(Records)
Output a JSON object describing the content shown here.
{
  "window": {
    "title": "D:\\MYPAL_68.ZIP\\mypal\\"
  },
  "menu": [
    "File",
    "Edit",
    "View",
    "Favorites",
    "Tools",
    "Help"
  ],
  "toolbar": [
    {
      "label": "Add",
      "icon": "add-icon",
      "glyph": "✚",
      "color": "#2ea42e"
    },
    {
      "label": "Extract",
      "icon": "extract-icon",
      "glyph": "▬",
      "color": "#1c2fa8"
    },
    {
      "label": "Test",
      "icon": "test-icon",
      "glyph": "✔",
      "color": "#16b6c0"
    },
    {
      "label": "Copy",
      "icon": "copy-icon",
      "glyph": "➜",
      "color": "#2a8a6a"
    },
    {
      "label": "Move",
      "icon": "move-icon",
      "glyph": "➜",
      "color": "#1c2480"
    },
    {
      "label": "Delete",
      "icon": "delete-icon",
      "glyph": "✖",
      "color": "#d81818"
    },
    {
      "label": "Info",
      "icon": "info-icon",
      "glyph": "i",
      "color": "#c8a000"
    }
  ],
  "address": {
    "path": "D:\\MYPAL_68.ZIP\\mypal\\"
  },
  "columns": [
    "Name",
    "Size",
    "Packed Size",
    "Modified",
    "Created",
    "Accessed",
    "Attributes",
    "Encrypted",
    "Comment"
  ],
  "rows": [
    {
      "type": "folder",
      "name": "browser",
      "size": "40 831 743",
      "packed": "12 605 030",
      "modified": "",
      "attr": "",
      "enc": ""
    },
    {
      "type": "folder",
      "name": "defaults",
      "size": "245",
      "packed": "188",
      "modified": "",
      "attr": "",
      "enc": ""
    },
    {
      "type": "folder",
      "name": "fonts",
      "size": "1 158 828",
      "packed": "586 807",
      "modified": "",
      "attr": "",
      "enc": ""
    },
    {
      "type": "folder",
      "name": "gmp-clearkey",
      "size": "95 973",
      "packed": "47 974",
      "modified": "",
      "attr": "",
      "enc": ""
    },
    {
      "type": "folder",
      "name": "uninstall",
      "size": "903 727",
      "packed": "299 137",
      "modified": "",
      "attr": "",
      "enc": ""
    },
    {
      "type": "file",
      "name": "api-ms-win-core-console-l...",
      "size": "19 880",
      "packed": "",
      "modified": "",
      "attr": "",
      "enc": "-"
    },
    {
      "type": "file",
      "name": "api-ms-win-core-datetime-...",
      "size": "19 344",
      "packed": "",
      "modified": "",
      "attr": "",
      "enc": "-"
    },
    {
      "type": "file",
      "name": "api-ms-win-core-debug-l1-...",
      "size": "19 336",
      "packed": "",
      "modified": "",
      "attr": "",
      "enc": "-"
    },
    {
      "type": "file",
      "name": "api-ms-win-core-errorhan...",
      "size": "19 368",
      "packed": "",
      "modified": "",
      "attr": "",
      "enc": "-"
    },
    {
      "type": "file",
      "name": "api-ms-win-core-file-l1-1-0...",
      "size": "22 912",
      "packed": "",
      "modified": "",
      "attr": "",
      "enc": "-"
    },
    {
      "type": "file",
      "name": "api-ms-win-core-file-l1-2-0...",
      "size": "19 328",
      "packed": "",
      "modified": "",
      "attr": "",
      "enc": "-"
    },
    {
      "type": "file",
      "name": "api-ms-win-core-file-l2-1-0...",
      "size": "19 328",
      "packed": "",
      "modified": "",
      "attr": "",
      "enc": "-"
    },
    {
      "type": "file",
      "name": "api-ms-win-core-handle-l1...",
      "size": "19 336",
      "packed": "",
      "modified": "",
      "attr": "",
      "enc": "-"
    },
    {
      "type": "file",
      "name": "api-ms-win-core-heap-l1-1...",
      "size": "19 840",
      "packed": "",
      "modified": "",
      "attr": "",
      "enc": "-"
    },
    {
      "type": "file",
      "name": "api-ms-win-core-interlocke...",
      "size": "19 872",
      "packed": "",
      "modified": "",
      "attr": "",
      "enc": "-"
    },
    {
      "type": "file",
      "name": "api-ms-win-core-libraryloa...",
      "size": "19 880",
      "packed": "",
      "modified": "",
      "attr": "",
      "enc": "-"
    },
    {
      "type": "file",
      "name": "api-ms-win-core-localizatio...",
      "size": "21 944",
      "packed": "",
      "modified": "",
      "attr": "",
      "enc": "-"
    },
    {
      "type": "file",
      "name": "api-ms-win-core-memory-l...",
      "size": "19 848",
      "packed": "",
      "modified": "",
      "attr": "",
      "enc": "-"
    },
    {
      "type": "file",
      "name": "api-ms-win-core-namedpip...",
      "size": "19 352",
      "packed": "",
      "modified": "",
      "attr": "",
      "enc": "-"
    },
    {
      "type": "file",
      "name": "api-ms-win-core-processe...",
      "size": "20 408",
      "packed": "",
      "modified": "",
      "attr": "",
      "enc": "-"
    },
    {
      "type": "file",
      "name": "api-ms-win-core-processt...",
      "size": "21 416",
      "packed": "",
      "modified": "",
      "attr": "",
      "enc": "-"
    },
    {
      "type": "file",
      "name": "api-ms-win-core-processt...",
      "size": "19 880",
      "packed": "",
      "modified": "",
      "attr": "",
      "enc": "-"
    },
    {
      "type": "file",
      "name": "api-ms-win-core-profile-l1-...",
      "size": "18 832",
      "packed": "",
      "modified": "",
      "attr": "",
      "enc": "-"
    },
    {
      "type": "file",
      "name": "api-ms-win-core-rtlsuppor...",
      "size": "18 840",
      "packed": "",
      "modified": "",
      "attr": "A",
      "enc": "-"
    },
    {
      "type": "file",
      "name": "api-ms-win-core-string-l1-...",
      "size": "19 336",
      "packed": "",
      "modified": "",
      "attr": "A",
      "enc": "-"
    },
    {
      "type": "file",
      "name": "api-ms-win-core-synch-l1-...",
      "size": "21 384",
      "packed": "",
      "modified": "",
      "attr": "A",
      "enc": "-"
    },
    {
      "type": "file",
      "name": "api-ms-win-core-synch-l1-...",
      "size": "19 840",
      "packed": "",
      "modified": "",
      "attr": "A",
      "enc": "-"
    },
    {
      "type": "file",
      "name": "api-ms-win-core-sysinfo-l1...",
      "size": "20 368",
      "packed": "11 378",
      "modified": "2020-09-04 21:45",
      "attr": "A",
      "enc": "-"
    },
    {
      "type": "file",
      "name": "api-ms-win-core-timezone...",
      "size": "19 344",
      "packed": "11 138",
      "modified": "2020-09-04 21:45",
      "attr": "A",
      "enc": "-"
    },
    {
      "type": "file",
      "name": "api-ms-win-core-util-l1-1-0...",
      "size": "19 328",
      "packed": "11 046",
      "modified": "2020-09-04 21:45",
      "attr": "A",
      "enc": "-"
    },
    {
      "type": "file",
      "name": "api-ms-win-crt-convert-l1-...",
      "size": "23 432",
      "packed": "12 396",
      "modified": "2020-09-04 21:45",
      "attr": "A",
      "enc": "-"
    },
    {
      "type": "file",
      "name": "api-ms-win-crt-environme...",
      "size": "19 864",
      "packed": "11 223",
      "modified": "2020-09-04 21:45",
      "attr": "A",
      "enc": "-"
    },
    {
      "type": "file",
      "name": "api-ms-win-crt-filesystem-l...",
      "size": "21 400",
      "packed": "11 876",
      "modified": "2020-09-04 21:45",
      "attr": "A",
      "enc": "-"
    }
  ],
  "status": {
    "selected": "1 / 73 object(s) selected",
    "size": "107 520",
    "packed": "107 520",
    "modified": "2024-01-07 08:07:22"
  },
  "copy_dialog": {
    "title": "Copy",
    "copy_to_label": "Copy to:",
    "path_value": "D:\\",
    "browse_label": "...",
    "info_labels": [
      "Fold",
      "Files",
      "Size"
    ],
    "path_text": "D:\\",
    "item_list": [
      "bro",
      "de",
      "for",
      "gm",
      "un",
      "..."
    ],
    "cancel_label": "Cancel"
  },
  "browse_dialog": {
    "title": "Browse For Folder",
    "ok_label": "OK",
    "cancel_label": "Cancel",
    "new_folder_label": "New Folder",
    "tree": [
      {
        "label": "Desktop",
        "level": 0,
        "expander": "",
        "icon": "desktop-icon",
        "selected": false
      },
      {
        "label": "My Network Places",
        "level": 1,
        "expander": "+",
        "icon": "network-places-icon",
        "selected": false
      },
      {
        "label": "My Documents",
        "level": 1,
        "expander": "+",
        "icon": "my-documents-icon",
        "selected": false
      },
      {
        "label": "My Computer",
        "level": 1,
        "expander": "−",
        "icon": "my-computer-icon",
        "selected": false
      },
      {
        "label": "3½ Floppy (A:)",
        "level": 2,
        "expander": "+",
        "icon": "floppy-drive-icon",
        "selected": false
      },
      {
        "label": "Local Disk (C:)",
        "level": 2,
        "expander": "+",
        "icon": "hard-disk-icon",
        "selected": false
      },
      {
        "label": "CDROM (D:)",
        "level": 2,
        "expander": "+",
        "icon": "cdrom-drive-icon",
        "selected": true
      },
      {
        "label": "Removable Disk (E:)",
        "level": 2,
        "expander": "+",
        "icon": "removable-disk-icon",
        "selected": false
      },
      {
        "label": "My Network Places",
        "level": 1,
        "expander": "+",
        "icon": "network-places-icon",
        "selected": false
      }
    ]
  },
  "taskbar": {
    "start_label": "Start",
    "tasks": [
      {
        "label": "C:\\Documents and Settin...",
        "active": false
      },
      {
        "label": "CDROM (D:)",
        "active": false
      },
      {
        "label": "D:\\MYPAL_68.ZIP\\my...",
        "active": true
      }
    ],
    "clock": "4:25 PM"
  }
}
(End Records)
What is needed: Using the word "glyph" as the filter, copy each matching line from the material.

Written answer:
      "glyph": "✚",
      "glyph": "▬",
      "glyph": "✔",
      "glyph": "➜",
      "glyph": "➜",
      "glyph": "✖",
      "glyph": "i",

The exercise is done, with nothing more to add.